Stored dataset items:
·····
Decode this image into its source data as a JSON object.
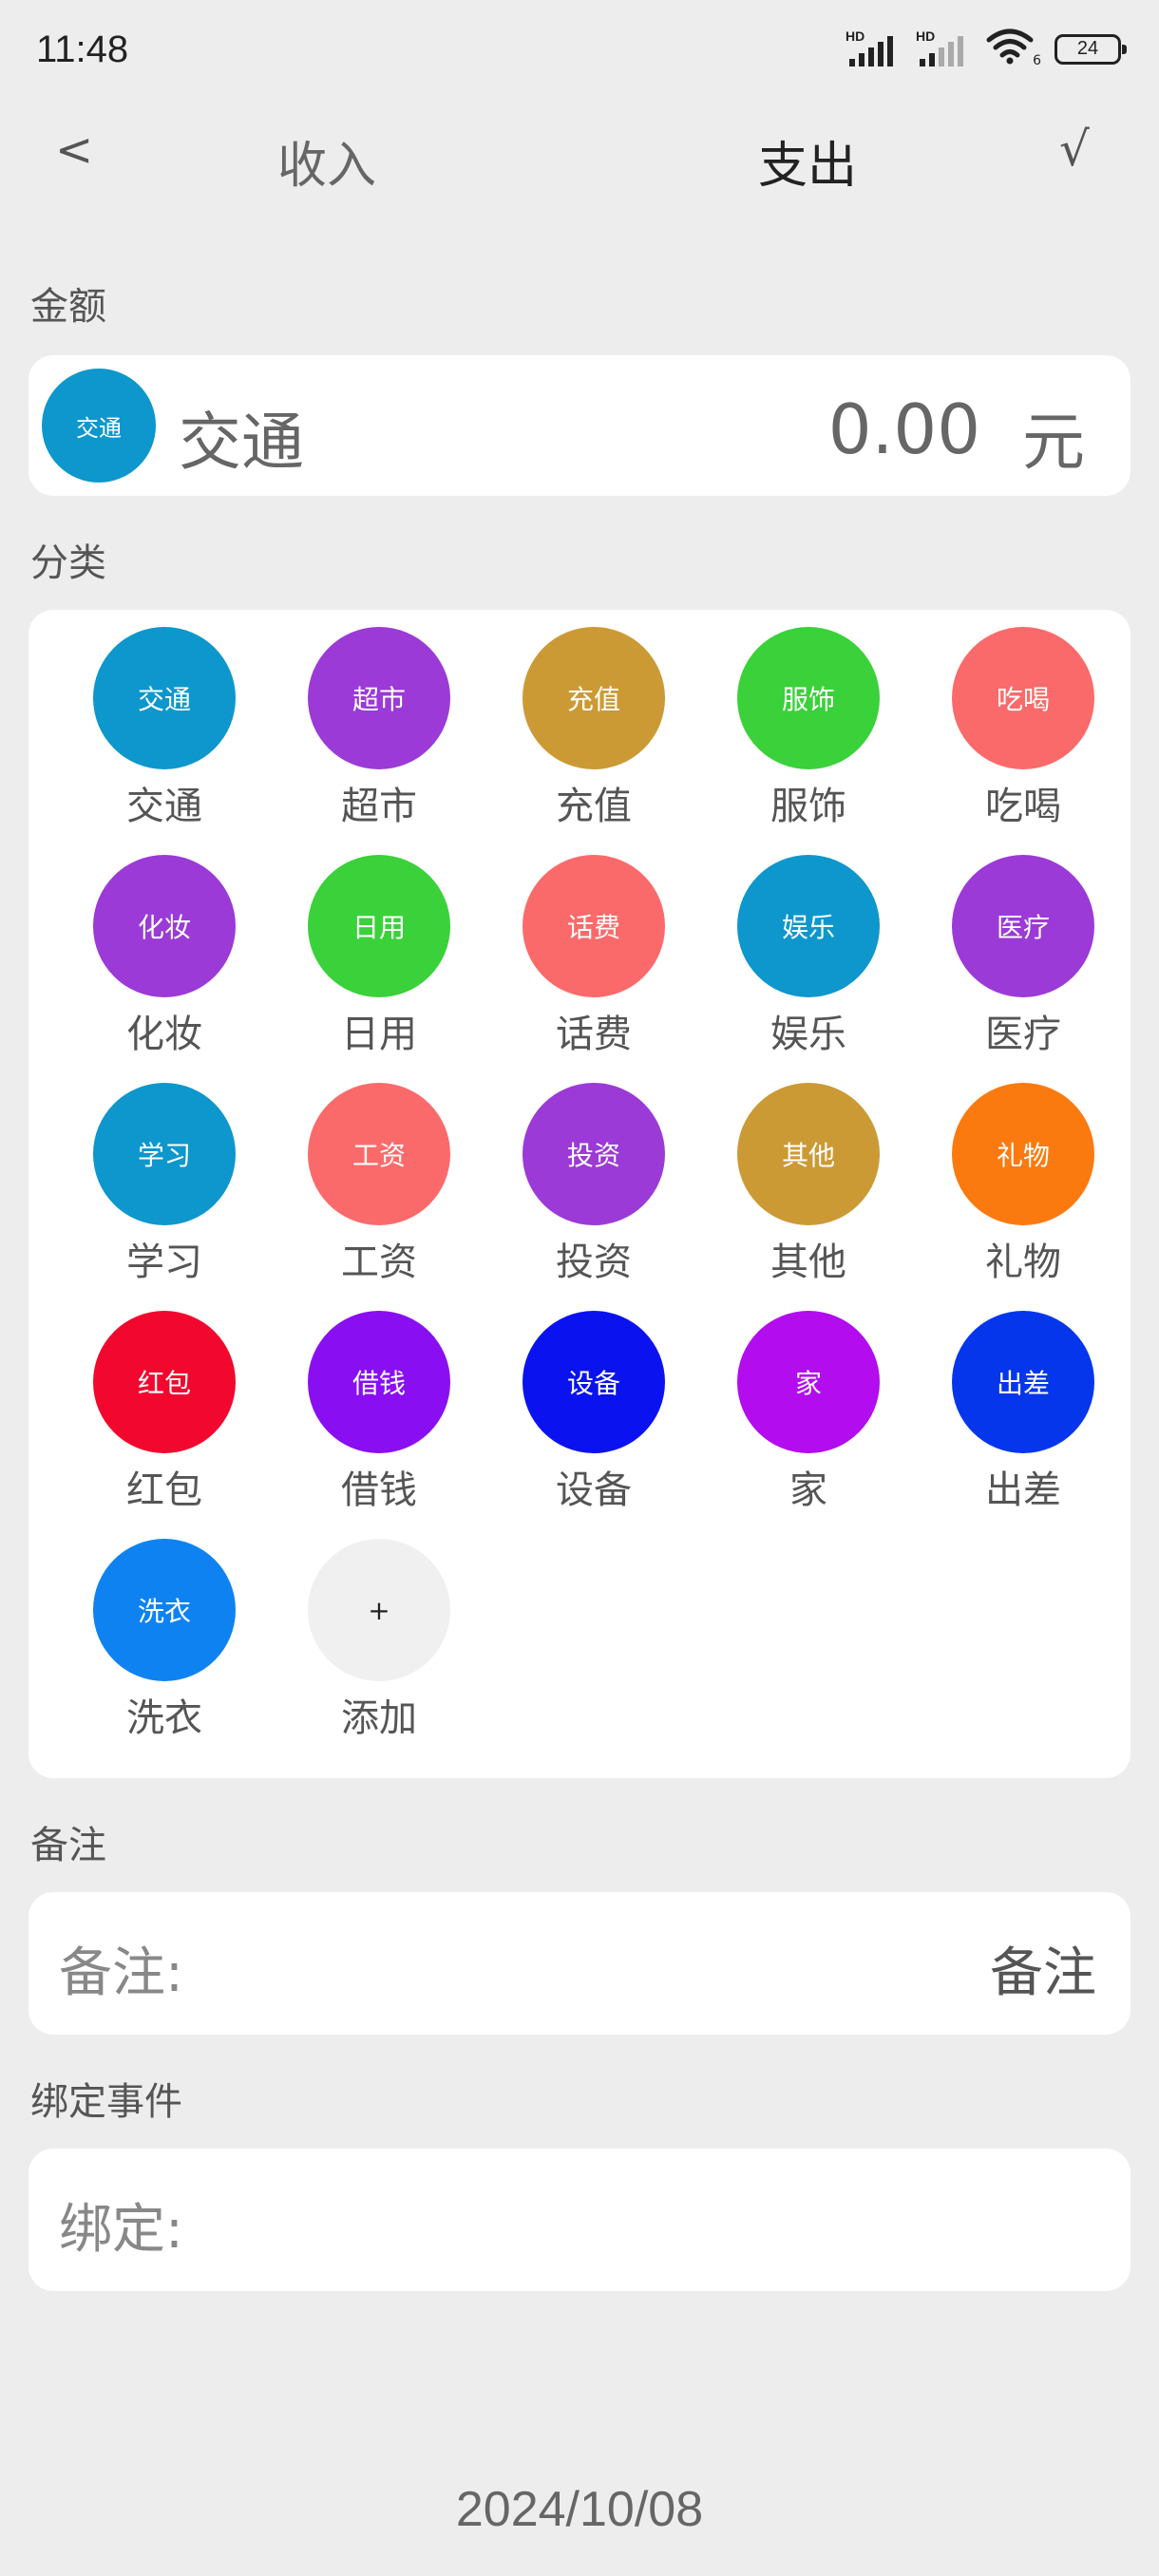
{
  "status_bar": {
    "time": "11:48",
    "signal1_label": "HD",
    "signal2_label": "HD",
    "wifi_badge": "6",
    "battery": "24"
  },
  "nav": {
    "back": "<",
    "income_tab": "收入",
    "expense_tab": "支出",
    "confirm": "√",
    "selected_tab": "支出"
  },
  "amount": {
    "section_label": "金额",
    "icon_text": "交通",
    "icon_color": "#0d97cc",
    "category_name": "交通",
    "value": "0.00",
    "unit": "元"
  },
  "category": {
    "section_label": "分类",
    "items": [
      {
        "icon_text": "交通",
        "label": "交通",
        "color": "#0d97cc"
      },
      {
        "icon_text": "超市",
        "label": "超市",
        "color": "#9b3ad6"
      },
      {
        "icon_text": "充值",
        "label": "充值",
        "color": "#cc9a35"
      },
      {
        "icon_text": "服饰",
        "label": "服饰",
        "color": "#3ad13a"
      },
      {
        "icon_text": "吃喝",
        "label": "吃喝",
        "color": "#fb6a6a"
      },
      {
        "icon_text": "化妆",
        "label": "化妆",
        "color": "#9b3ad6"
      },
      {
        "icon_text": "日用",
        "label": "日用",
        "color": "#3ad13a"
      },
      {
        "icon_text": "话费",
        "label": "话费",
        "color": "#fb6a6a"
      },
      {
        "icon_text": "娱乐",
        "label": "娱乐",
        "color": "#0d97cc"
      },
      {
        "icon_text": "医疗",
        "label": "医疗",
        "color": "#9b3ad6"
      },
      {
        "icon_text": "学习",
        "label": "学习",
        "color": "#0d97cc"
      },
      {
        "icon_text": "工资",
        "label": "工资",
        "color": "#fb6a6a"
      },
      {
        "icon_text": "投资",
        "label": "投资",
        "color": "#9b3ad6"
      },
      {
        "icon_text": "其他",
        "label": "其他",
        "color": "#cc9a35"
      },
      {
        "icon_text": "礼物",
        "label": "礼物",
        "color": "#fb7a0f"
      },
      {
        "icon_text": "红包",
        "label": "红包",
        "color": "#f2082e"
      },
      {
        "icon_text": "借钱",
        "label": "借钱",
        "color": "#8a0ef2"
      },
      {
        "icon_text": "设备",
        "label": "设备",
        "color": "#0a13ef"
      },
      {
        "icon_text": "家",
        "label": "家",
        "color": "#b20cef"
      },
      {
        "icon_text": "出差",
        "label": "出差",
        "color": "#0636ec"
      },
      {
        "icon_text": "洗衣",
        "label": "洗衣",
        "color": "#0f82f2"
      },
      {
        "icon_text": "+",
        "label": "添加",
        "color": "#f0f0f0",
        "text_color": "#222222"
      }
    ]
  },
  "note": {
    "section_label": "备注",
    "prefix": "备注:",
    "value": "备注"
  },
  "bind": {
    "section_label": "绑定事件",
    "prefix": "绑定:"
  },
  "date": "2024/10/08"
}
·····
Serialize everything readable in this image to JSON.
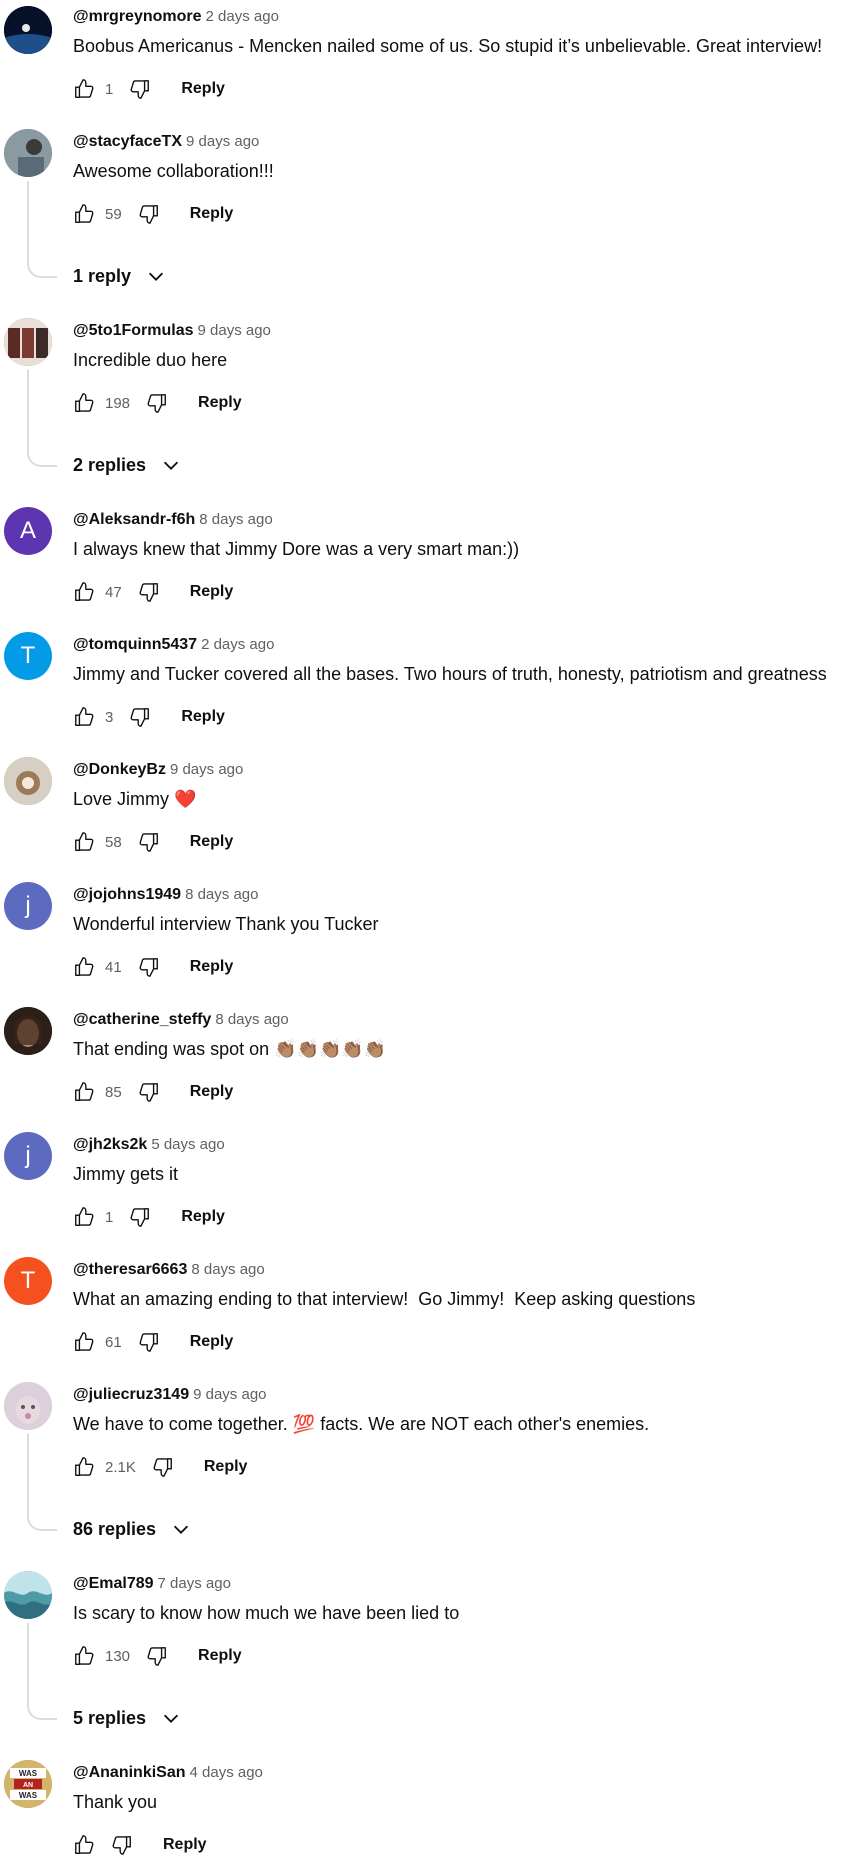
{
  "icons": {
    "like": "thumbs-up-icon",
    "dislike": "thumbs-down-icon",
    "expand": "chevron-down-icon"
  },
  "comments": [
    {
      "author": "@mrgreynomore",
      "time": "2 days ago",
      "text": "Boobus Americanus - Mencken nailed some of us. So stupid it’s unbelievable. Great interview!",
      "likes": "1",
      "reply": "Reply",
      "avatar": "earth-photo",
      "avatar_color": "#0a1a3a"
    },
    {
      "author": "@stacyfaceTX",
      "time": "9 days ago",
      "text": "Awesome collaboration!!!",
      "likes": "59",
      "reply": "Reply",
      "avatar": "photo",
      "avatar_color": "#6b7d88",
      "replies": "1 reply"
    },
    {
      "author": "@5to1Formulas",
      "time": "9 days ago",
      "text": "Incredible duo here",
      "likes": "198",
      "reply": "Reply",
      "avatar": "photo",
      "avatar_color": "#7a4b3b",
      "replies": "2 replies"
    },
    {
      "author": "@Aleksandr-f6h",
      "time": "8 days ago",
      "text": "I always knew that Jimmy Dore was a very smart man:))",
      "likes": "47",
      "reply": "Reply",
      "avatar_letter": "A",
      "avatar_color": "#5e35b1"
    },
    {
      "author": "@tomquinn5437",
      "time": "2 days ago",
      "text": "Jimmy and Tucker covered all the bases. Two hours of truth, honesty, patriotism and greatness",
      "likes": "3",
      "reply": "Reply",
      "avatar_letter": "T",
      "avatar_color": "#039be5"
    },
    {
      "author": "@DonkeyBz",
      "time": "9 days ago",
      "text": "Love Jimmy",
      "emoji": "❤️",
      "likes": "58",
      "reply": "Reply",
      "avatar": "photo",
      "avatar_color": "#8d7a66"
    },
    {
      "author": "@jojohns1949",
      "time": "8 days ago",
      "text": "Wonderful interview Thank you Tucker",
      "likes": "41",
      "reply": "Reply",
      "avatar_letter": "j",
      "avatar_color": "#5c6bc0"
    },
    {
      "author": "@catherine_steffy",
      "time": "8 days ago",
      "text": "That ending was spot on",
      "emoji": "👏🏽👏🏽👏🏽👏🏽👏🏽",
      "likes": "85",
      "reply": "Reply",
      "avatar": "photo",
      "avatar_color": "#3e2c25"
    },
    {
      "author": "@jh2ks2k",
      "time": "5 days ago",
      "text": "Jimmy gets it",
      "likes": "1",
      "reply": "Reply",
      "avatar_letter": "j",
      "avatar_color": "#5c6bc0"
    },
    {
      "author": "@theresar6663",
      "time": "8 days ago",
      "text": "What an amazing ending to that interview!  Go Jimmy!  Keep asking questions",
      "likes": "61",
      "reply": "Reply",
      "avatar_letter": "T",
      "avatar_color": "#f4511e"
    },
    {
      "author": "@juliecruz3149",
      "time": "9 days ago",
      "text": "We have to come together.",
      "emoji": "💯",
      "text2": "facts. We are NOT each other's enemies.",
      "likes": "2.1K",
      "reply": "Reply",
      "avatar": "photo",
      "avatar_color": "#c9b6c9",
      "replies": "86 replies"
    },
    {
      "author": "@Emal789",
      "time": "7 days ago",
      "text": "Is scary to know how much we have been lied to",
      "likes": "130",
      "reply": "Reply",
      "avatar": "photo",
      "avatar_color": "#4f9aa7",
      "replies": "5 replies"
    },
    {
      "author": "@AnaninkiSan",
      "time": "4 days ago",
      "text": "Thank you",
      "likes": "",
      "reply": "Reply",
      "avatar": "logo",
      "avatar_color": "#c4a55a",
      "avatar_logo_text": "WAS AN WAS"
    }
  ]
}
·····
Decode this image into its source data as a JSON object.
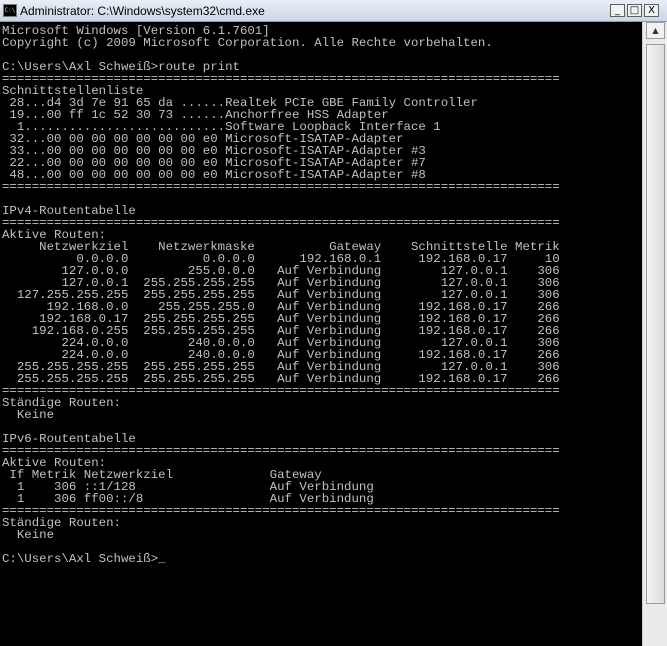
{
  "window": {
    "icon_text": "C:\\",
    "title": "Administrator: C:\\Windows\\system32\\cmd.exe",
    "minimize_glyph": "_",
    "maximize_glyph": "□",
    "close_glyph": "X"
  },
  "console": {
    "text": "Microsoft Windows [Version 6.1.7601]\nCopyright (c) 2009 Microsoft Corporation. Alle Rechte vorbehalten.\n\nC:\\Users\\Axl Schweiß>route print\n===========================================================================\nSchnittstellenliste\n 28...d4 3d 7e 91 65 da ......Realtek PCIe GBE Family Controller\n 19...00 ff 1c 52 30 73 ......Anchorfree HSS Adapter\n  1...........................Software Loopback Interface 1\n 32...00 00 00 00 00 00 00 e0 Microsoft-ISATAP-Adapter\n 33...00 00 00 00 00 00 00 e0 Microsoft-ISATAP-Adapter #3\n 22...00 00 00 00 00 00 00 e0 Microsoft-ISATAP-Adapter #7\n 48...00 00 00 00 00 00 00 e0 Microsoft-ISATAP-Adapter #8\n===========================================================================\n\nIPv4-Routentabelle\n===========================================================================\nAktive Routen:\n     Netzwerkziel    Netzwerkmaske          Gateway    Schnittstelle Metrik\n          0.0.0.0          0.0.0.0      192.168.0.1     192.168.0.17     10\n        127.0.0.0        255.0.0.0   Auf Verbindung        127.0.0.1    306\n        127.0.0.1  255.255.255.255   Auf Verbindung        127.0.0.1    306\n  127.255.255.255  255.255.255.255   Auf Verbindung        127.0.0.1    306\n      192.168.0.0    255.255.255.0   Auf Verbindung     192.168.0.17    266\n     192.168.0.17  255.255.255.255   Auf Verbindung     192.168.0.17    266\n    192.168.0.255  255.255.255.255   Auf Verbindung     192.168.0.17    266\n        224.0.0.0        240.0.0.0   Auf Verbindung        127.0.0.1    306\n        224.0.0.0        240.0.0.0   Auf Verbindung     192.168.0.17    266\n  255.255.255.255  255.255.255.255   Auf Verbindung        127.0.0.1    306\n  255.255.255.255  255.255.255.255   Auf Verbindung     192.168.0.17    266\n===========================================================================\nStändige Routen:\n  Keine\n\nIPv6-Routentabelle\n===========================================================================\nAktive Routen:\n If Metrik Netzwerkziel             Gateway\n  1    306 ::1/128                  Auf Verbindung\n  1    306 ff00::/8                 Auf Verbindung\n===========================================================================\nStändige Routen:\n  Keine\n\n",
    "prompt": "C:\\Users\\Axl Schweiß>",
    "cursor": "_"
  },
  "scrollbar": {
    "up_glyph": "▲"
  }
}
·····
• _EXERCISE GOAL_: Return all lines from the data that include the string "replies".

• _OUTPUT FOR THIS TASK_:
      "replies": "1 reply"
      "replies": "2 replies"
      "replies": "86 replies"
      "replies": "5 replies"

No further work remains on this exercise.